Expanding Into Credit Card Processing

Along the way, we had more and more customers ask us for the ability to accept credit cards on their registers and POS terminals. After partnering with a merchant provider for a couple years, we decided it was time to form American Metro Payment systems. On December 7th, a day that now has dual meaning for us, we opened the door on this new service organization. Almost overnight, we had customers wanting us to help them streamline their credit and debit acceptance. Dealing with the banks and credit card companies directly was often a frustrating experience for customers. We offered to do all the leg work in setting up merchant accounts and walking customers through filling out the necessary forms. In this very competitive industry, customer service is by far the greatest differentiator; and ours is as good as it gets.

Continuing our pursuit on providing valuable services, we piloted a program that linked integrated wireless credit card processing equipment to the web. We called it an m-Box. Sales data entered on a standard electronic cash register could now be collected and viewed on an online portal. This was a perfect fit for our rental customers, who would regularly have different staff at the register from those who oversaw the entire operation. What started with 6 of these devices has grown into nearly 350 in our rental fleet.

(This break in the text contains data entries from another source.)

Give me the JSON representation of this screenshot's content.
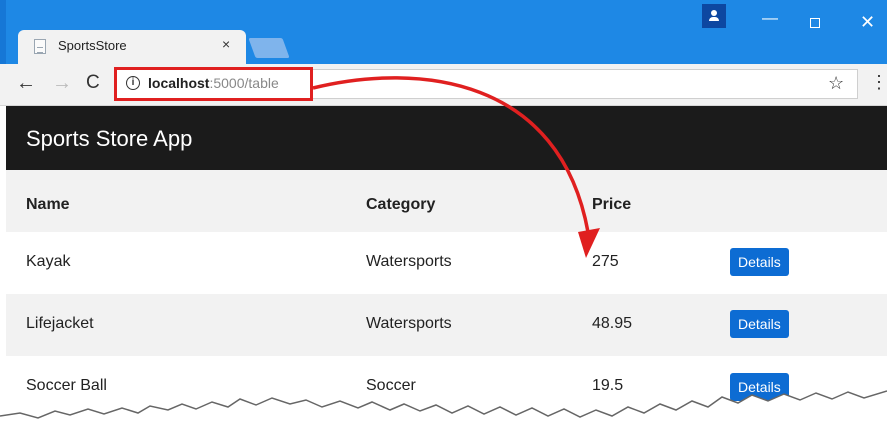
{
  "browser": {
    "tab_title": "SportsStore",
    "tab_close": "×",
    "url_host": "localhost",
    "url_rest": ":5000/table",
    "info_glyph": "i",
    "back_glyph": "←",
    "forward_glyph": "→",
    "reload_glyph": "C",
    "star_glyph": "☆",
    "menu_glyph": "⋮",
    "min_glyph": "—",
    "close_glyph": "✕"
  },
  "app": {
    "brand": "Sports Store App"
  },
  "table": {
    "headers": [
      "Name",
      "Category",
      "Price"
    ],
    "rows": [
      {
        "name": "Kayak",
        "category": "Watersports",
        "price": "275",
        "action": "Details"
      },
      {
        "name": "Lifejacket",
        "category": "Watersports",
        "price": "48.95",
        "action": "Details"
      },
      {
        "name": "Soccer Ball",
        "category": "Soccer",
        "price": "19.5",
        "action": "Details"
      }
    ]
  },
  "colors": {
    "titlebar": "#1e88e5",
    "navbar": "#1b1b1b",
    "button": "#0d6cd3",
    "annotation": "#e02020"
  },
  "icons": [
    "page-icon",
    "close-icon",
    "new-tab-icon",
    "profile-icon",
    "minimize-icon",
    "maximize-icon",
    "close-window-icon",
    "back-icon",
    "forward-icon",
    "reload-icon",
    "info-icon",
    "star-icon",
    "menu-icon",
    "arrow-icon"
  ]
}
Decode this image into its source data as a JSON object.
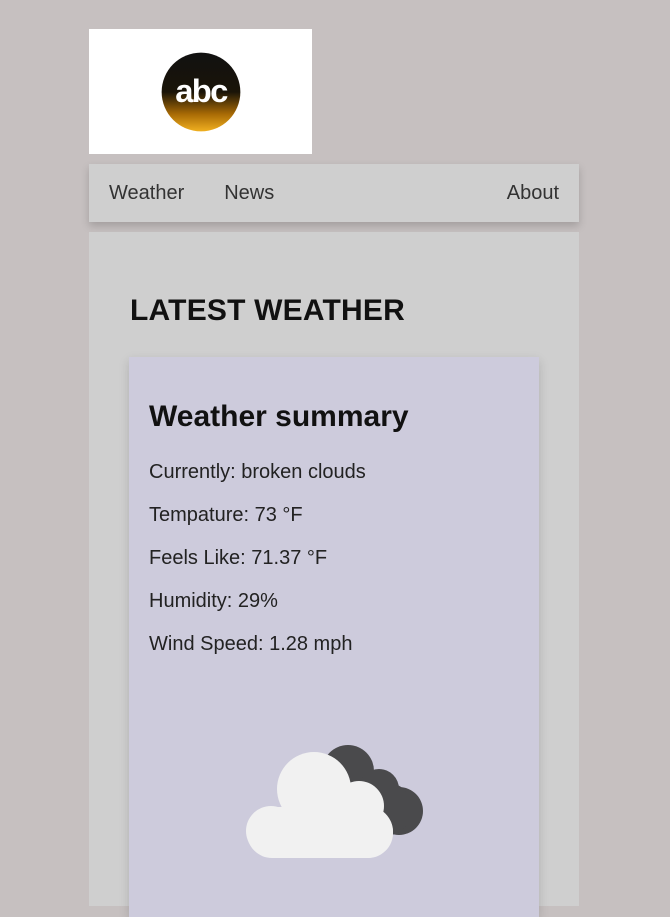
{
  "header": {
    "logo_text": "abc",
    "logo_icon": "abc-logo-icon"
  },
  "nav": {
    "items": [
      {
        "label": "Weather"
      },
      {
        "label": "News"
      }
    ],
    "about_label": "About"
  },
  "main": {
    "title": "LATEST WEATHER",
    "card": {
      "title": "Weather summary",
      "stats": [
        {
          "text": "Currently: broken clouds"
        },
        {
          "text": "Tempature: 73 °F"
        },
        {
          "text": "Feels Like: 71.37 °F"
        },
        {
          "text": "Humidity: 29%"
        },
        {
          "text": "Wind Speed: 1.28 mph"
        }
      ],
      "icon": "broken-clouds-icon"
    }
  },
  "colors": {
    "page_background": "#c6c0c0",
    "panel_background": "#cfcfcf",
    "card_background": "#cdcbdc",
    "cloud_dark": "#4a4a4c",
    "cloud_light": "#f1f1f1"
  }
}
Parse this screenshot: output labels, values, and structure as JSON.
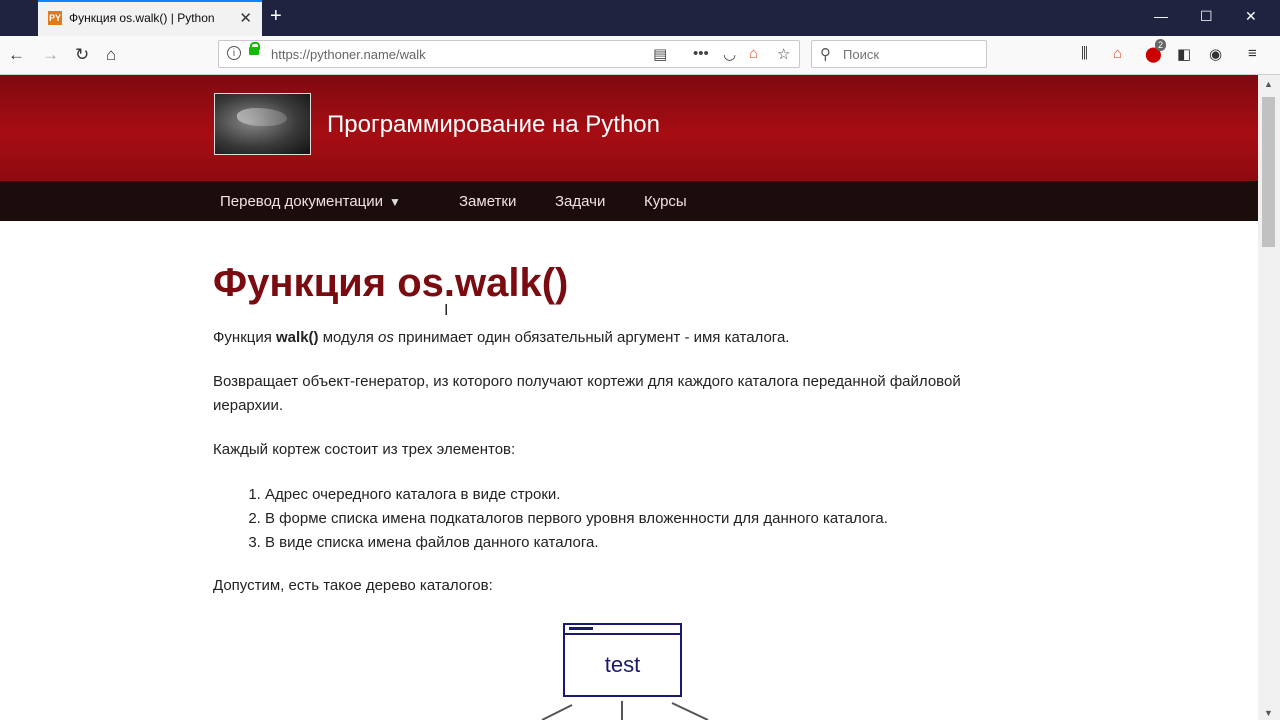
{
  "browser": {
    "tab_title": "Функция os.walk() | Python",
    "tab_favicon_text": "PY",
    "url": "https://pythoner.name/walk",
    "search_placeholder": "Поиск",
    "badge_count": "2",
    "icons": {
      "back": "back-arrow-icon",
      "forward": "forward-arrow-icon",
      "reload": "reload-icon",
      "home": "home-icon",
      "reader": "reader-view-icon",
      "more": "page-actions-icon",
      "pocket": "pocket-icon",
      "star": "bookmark-star-icon",
      "library": "library-icon",
      "sidebar": "sidebar-icon",
      "menu": "hamburger-menu-icon"
    }
  },
  "site": {
    "title": "Программирование на Python",
    "nav": [
      "Перевод документации",
      "Заметки",
      "Задачи",
      "Курсы"
    ]
  },
  "article": {
    "heading": "Функция os.walk()",
    "p1_prefix": "Функция ",
    "p1_bold": "walk()",
    "p1_mid": " модуля ",
    "p1_italic": "os",
    "p1_suffix": " принимает один обязательный аргумент - имя каталога.",
    "p2": "Возвращает объект-генератор, из которого получают кортежи для каждого каталога переданной файловой иерархии.",
    "p3": "Каждый кортеж состоит из трех элементов:",
    "list": [
      "Адрес очередного каталога в виде строки.",
      "В форме списка имена подкаталогов первого уровня вложенности для данного каталога.",
      "В виде списка имена файлов данного каталога."
    ],
    "p4": "Допустим, есть такое дерево каталогов:",
    "diagram_root": "test"
  },
  "colors": {
    "header_red": "#a60d13",
    "nav_dark": "#1b0d0b",
    "heading": "#7a0b10",
    "diagram": "#1a1a6b"
  }
}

The additional credit card devices coupled with an ever expanding inventory caused us to once again outgrow our space. This time, we relocated to Shoreview, MN, about 15 minutes north of our previous location. Now situated at 609 West County Road E and recently taking over the adjoining space, we now have enough room to stage, prepare and test even the largest events in a single step.

Mobile Point of Sale Arrive

The iPad/Tablet technology is known in our industry as “The Tsunami”. It didn’t start slow. There wasn’t a period where it built up steam and then shifted into high gear. As soon as it hit the market, the switch turned on and became the brightest light in the room overnight. What was once made of steel, weighed 200 pounds, has been replaced by plastic and glass, weighing in at exactly 1.05 pounds and almost unlimited calculations. Today, the standard iPad performs up to 1.65 Billion mathematical operations per second and increases with every iteration. Compared to the registers of 1970, those machines maxed out at 14 manually entered, mechanically enhanced calculations a minute. You can hold 1 point of sale terminal in your hand or 32 iPads. Bob Dylan said it best, “The times, they are a changing”.

We have adapted to the change as well. The package is smaller, but the need is still there. Customers still have a desire to find a point of sale system, or in this case, app, that is easy to use. Something they don’t have to spend hours programming and configuring. And they need the tablet with specific PoS hardware to go with it, like stands, cash drawers, printers and scanners. Whatever the point of sale requirements, we will be there to support it.

That brings us up to today. As you can see by our profile page, we’re made up of family and those that could just as easily be family. We love our industry, we’re extremely grateful for customers that have been friends for decades, and we can’t wait to see what the next chapter has in store.

Fun Facts about 1974

American Metro was founded in 1974. If that information isn’t fun enough,
here are some other bits of information from that time.


Median Household Income reaches $11,197.00 per year. In 2015, it climbs to $53,657.00 (increase of 479%)


Gas hits $.55 per gallon. In 2015, the national average is sitting at $2.47 (increase of 449%)


The Dow Jones reaches 616. In 2015 – 17,768 (a 2,884% increase).


Following the Watergate scandal, President Nixon resigns from office


The biggest hits include:
The Sting
The Exorcist
Blazing Saddles


These TV shows debuted:
The Six-Million Dollar Man
Happy Days
Little House on the Prairie


You may recognize some of these celebrities:
Leonardo DiCaprio
Jimmy Fallon
Derek Jeter